[INSTRUCTIONS TO FOLLOW]:
Return, word for word, every entry in the listing below, but not its images.
=== Begin Enclosure ===
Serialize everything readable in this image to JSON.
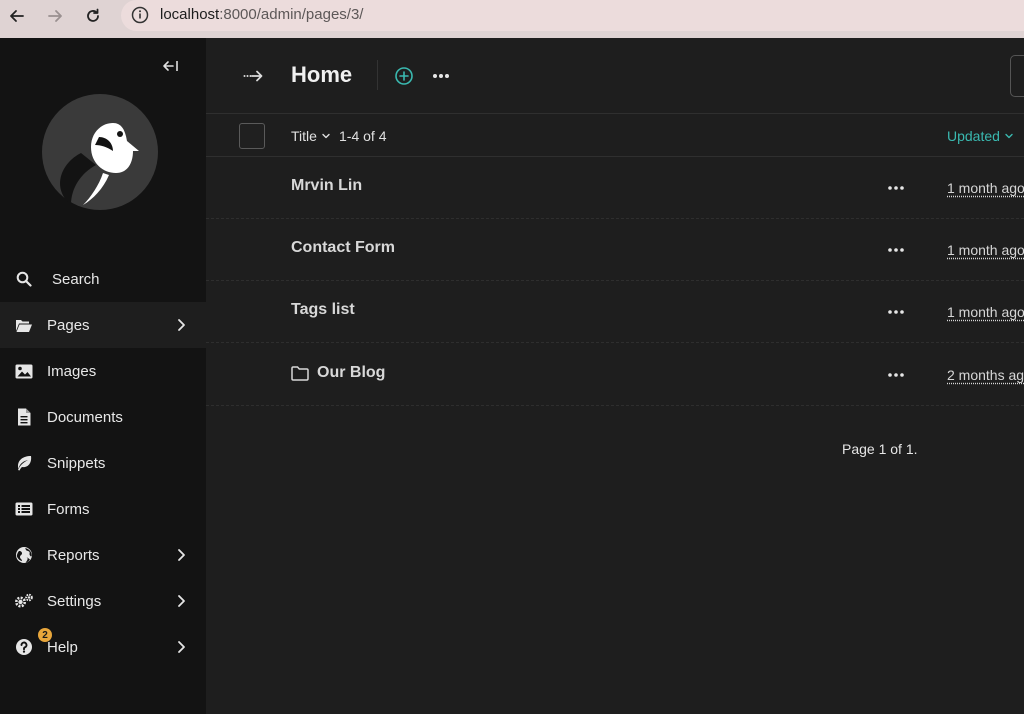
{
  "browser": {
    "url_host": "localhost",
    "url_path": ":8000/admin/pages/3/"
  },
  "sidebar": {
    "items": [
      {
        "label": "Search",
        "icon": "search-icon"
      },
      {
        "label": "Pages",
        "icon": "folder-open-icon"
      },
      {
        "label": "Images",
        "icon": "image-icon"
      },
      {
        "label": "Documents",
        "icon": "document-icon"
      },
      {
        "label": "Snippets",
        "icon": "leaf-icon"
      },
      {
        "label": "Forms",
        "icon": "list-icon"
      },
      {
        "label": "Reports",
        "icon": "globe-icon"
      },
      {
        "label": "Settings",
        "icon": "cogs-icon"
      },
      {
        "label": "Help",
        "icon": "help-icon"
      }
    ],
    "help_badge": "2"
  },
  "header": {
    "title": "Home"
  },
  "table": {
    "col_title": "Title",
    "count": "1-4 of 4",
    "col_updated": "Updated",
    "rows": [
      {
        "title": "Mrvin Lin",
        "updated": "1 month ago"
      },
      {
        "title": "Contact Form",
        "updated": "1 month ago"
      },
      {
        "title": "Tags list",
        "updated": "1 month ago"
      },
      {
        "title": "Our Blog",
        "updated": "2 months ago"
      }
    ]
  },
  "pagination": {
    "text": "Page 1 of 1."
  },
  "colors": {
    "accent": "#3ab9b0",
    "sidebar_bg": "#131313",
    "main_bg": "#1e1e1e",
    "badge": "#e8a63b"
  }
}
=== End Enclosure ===
[TASK OUTPUT]:
Serialize everything readable in this image to JSON.
{
  "browser": {
    "url_host": "localhost",
    "url_path": ":8000/admin/pages/3/"
  },
  "sidebar": {
    "items": [
      {
        "label": "Search",
        "icon": "search-icon"
      },
      {
        "label": "Pages",
        "icon": "folder-open-icon"
      },
      {
        "label": "Images",
        "icon": "image-icon"
      },
      {
        "label": "Documents",
        "icon": "document-icon"
      },
      {
        "label": "Snippets",
        "icon": "leaf-icon"
      },
      {
        "label": "Forms",
        "icon": "list-icon"
      },
      {
        "label": "Reports",
        "icon": "globe-icon"
      },
      {
        "label": "Settings",
        "icon": "cogs-icon"
      },
      {
        "label": "Help",
        "icon": "help-icon"
      }
    ],
    "help_badge": "2"
  },
  "header": {
    "title": "Home"
  },
  "table": {
    "col_title": "Title",
    "count": "1-4 of 4",
    "col_updated": "Updated",
    "rows": [
      {
        "title": "Mrvin Lin",
        "updated": "1 month ago"
      },
      {
        "title": "Contact Form",
        "updated": "1 month ago"
      },
      {
        "title": "Tags list",
        "updated": "1 month ago"
      },
      {
        "title": "Our Blog",
        "updated": "2 months ago"
      }
    ]
  },
  "pagination": {
    "text": "Page 1 of 1."
  },
  "colors": {
    "accent": "#3ab9b0",
    "sidebar_bg": "#131313",
    "main_bg": "#1e1e1e",
    "badge": "#e8a63b"
  }
}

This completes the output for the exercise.